Task: For the listing below, report all lines that hold the word "structured".

★ ★ ★ ★ ★

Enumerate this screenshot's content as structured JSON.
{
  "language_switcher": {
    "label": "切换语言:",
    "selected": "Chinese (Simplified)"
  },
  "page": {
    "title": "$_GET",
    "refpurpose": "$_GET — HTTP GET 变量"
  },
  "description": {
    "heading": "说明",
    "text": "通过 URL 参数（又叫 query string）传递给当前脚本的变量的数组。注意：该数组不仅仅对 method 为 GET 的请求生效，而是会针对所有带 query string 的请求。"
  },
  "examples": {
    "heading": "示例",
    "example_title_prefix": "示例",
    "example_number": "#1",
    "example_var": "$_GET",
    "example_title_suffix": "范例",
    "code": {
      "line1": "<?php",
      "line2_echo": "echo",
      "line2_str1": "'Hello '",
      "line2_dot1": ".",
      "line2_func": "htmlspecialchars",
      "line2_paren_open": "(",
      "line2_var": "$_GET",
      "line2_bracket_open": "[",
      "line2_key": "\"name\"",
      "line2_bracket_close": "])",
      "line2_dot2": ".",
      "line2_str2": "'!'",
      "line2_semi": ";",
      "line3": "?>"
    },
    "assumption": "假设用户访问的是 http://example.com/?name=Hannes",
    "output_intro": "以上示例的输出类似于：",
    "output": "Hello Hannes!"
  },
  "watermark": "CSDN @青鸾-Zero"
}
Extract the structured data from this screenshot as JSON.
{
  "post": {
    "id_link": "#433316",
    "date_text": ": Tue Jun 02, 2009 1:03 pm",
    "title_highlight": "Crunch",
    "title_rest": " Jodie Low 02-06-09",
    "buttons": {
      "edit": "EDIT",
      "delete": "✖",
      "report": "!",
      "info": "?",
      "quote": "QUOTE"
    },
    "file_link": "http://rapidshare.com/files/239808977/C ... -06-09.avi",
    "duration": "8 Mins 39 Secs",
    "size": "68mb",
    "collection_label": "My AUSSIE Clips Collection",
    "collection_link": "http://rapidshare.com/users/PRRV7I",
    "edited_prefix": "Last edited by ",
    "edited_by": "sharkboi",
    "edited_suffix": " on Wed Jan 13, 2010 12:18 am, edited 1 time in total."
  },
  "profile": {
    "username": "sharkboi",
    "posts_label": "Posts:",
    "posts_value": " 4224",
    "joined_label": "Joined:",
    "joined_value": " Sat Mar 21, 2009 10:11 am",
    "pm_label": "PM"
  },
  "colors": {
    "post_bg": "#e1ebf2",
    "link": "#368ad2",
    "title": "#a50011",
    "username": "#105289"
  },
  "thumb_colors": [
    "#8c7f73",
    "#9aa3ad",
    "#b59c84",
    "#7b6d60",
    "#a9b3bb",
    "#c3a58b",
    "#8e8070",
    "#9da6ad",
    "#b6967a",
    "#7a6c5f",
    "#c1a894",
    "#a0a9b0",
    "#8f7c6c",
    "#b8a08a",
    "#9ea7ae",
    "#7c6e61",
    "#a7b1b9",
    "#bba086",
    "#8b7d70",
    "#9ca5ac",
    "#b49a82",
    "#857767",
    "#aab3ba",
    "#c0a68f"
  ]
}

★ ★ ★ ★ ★

Your response:
Enumerate this screenshot's content as structured JSON.
Extract the structured data from this screenshot as JSON.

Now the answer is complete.